The Frontside Authentication mechanism uses the new SSP in Windows Vista and Windows Server 2008, CredSSP, to initiate a secure channel between the client and server as the first stage in a Remote Desktop connection. The secure channel creation process forwards the credentials to the server for authentication. The actual remote session is only created if the secure channel is established. The establishment of the remote session itself means that the user was authenticated, thereby reducing the attack surface presented to an unauthorized user.
The functionality of Frontside Authentication is only available when using the RDC 6.x client. The user experience is dependent upon the client and server operating systems as outlined in the table below:
The key to remember is that the "authenticate before connecting" behavior is only valid when both the client and server are using the new CredSSP in Windows Vista and Windows Server 2008.
Let's turn our attention now to Single Sign-On (SSO). SSO is an authentication method that allows a user with a domain account to log on once, using a password or a smart card, and then gain access to remote servers without being prompted for credentials again. Terminal Services in Windows Server 2008 supports SSO for domain-joined servers to provide a better user experience by eliminating the need for users to enter credentials each time they initiate a remote session. To implement SSO functionality in Terminal Services, the following requirements must be met:
To configure the recommended settings for your TS, follow the steps below:
Configure Authentication on the Terminal Server
Configure Windows Vista / Windows Server 2008 client to allow default credentials to be used for logging on to the Terminal Server
Now when you connect to one of the Terminal Servers that you added in Step 6 above, you should not be prompted for credentials if your user account has permissions to log on to a Remote session.
And that will bring us to the end of Day Twenty-One. Tomorrow we'll be taking a look at TS RemoteApps. Until next time ...
- CC Hameed
PingBack from http://www.ditii.com/2008/02/21/windows-server-2008-frontside-authentication-and-sso/
a little confused about the 3rd line in the connection table (client: Windows Vista, Windows XP, Windows Server 2003, Windows Server 2008 : target : Windows XP, Windows Server 2003, Windows 2000 prompt: Always at TS Server Side )
RDP 6.x on XP to Windows 2003 Server always causes a Frontside cred prompt, whereas that table implies a server side? also, if you get the creds wrong, it populates the username as servername\user, not domain\user; so to correct it you have to edit the username field.
(hmm that was hard to explain, oh well).
Question: What happens if you fat finger the IP address?
Do your credentials get handed over to the WRONG server to be authenticated? Only to be rejected as "you're not an authorized user"?
And doesn't this add the potential, for someone to be LISTENING for these types of connections, and to record user credentials... to later attack the credentials and use them against another machine?
ie. I mean to connect to 192.168.1.10, instead I type 18.104.22.168 .... doesn't then, my user and pass get sent to an invalid machine/server? And can't that machine be recording access attempts and capture user/pass info?
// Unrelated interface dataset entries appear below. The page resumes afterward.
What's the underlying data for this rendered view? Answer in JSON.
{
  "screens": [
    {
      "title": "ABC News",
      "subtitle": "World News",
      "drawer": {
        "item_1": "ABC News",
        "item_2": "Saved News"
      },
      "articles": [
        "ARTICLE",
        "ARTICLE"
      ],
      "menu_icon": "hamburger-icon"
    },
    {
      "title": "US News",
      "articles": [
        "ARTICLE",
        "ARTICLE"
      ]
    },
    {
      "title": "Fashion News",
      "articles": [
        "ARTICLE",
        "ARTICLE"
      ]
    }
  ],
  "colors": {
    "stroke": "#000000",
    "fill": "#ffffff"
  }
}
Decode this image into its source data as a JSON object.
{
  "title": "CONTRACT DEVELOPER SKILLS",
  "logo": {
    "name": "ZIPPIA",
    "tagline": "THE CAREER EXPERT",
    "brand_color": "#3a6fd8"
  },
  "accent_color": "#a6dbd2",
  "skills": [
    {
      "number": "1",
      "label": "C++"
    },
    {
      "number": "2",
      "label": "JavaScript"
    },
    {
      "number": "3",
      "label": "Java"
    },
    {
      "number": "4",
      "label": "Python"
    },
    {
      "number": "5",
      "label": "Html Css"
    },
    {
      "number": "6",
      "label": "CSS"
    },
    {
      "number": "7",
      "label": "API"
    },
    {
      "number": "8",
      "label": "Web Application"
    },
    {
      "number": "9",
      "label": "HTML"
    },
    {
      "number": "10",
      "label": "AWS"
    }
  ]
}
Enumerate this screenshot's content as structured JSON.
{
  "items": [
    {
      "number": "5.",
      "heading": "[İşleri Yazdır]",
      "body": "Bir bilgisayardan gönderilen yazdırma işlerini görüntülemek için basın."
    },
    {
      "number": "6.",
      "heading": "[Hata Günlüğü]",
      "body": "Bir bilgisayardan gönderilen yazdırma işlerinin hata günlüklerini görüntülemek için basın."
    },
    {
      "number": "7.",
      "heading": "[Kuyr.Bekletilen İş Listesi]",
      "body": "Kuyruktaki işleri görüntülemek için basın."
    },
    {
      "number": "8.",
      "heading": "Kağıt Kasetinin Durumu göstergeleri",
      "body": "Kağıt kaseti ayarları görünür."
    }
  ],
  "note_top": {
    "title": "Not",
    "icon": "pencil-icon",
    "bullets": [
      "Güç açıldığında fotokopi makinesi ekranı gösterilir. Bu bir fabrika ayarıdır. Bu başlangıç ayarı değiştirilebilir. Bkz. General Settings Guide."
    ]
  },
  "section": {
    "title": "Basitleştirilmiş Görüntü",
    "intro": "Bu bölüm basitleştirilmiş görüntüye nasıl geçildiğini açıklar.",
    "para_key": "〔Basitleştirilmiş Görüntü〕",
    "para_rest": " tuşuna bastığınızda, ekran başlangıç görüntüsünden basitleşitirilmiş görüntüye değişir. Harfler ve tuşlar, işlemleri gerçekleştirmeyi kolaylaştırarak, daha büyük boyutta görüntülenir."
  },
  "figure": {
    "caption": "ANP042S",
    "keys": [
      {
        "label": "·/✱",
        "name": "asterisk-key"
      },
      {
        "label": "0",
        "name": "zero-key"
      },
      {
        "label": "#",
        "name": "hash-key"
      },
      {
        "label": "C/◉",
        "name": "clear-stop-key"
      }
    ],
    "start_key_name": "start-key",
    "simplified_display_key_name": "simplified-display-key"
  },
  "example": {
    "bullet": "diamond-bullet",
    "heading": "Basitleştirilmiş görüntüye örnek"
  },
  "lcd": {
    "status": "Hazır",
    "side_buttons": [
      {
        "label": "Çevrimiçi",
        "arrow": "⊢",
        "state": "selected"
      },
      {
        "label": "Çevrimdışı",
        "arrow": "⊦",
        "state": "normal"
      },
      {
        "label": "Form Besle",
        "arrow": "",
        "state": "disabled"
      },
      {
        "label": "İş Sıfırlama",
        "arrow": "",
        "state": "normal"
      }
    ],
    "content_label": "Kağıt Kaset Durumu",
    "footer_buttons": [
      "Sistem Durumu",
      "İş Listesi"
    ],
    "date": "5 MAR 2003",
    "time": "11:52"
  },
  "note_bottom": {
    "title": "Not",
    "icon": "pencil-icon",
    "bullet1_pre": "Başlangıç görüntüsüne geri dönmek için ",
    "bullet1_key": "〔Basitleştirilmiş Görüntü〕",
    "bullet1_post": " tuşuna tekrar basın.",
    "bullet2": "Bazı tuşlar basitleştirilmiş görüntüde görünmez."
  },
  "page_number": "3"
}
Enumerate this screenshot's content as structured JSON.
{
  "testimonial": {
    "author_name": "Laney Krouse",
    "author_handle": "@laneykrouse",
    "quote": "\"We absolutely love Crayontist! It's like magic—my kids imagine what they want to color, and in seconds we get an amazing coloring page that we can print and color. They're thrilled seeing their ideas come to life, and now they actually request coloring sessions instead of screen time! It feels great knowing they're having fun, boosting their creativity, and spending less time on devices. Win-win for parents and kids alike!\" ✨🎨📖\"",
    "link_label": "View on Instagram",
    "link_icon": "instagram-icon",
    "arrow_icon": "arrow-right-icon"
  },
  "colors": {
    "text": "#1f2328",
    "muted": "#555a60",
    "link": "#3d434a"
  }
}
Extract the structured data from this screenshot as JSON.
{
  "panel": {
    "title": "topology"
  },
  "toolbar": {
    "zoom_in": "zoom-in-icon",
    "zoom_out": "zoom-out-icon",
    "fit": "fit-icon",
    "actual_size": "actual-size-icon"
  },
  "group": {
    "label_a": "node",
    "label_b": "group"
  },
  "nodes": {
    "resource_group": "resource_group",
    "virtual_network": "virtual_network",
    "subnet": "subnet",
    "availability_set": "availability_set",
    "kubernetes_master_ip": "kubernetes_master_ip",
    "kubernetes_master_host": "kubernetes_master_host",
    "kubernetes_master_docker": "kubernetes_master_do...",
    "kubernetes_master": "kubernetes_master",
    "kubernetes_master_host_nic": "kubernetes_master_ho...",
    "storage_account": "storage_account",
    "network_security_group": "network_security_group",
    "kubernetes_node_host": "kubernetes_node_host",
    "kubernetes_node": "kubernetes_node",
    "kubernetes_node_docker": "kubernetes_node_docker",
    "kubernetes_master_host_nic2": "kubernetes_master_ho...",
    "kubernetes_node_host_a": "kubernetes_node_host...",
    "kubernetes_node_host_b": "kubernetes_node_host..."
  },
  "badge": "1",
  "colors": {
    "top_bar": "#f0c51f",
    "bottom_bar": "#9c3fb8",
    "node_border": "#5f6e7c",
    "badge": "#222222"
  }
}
When you say "You can only use SSO for remote connections from computers running Windows Vista or Windows Server 2008" what does it mean?
Is SSO from WIndows 2008 to Windows 2003 works? and also the other way?
Please let me know.